Planetary scientists had believed that hydrogen in protoplanetary disks -- clouds of gas and dust that surround newborn stars -- would have been locked up into planets within a few million years of the star's formation as instabilities formed in the disk. Moreover, during this phase dust made the disk opaque to optical telescopes, preventing astronomers from observing planet formation or even the star itself.

To test this explanation, a team of Dutch and American astronomers studied several young stars with the Infrared Space Observatory (ISO), a European Space Agency astronomy satellite that operated from late 1995 through mid 1998. The three stars -- Beta Pictoris, 49 Ceti and HD135344 -- have all lost most of their original protoplanetary disks, with only thin rings left behind. According to theory, these disks should have little, if any, hydrogen left, yet the ISO data turned up significant quantities of it, enough in some cases to form ten planets the mass of Jupiter.

These findings "suggest that Jovian planet formation can occur on timescales up to 20 million years," the authors noted in their paper. That period of time, several times longer than previously though, opens the door to an alternative, more gradual model for planet formation.

"The second model says that a small 'Earth-like' core is formed first, and then the lighter material in the disk, the gas, is attracted by gravity," explained Ewine van Dishoeck of Leiden University. "In this second model planet formation takes longer than just a few million years. Our results imply that it cannot be ruled out. You don't need to make planets that quickly."

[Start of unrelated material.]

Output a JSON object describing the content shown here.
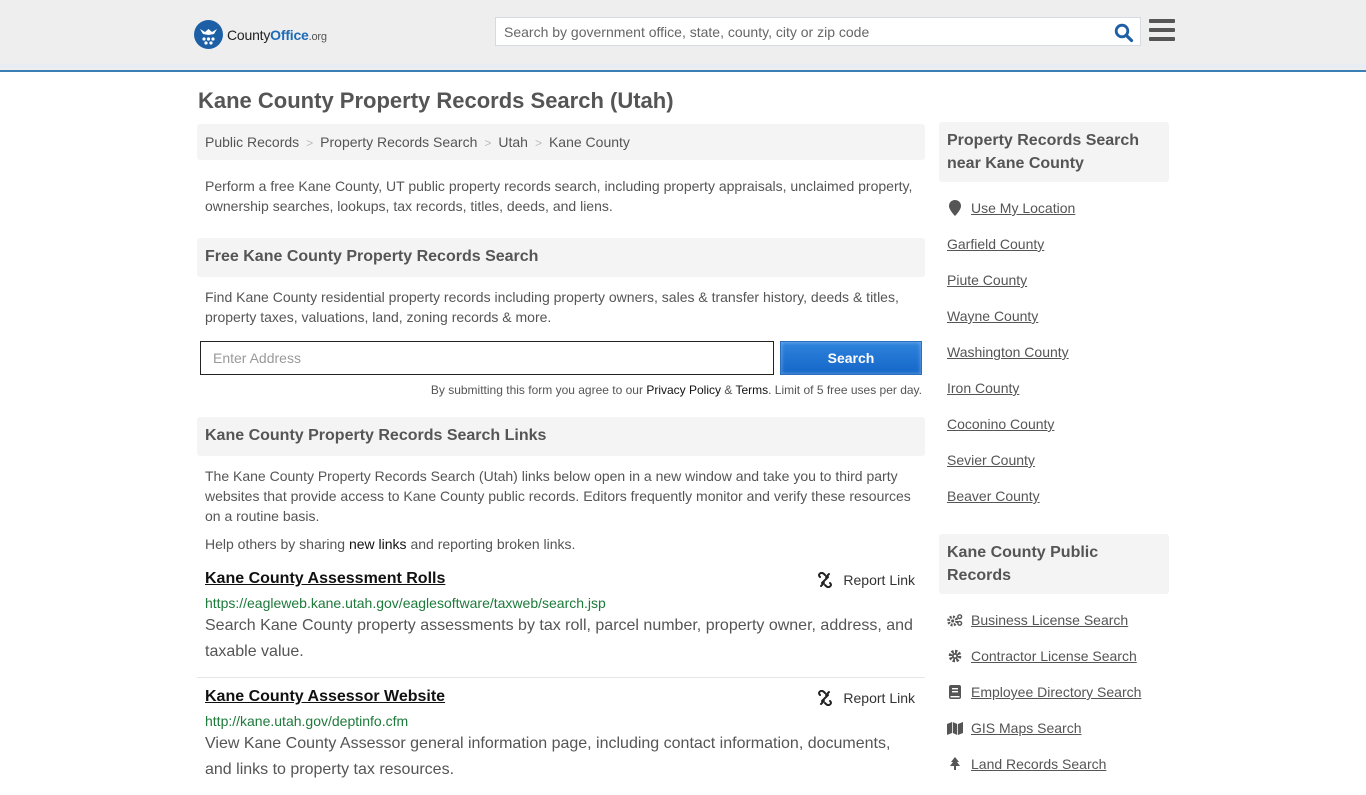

Left column: Scattered light or thermal emission images of the debris disks surrounding beta Pictoris, 49 Ceti and HD 135344. The relative sizes of the images depict the angular sizes of these disks, located some 63, 200 and 260 light years distant, respectively. Right column: Infrared Space Observatory Short Wavelength Spectrometer scans of the molecular hydrogen from each. Prepared by G. Blake, Caltech.
If hydrogen lasts longer around new stars, it should also make it easier for planets to form regardless of how they form. "The discovery of larger amounts of gas in the disks of older systems suggests that Jovian planets can form on timescales of up to 10-20 million years," said Jack Lissauer, a planetary dynamicist at NASA's Ames Research Center, in an essay accompanying the Nature paper. "This means that the formation of giant planets is likely to be fairly common, at least around isolated Sun-like stars."

Lissauer believes that studies of protoplanetary disks and models for planetary formation may explain why many of the extrasolar planets discovered in the last five years have unusual orbits, with planets the size of Jupiter orbiting only a few million kilometers from their parent stars. "The manner in which gas is removed from a protoplanetary disk could have as much influence on the ultimate configuration of the planetary system as does the lifetime of the disk," he said. "A planet gravitationally tugs surrounding disk material, and this interaction can alter planetary orbits substantially."

Because molecular hydrogen cannot be detected from the ground at the long infrared wavelengths used by the now-defunct ISO, astronomers will have to wait until the launch of NASA's Space Infrared Telescope Facility (SIRTF) in July 2002 to conduct followup studies of protoplanetary disks. That telescope should provide much higher resolution data than ISO, enabling more detailed studies of planet formation.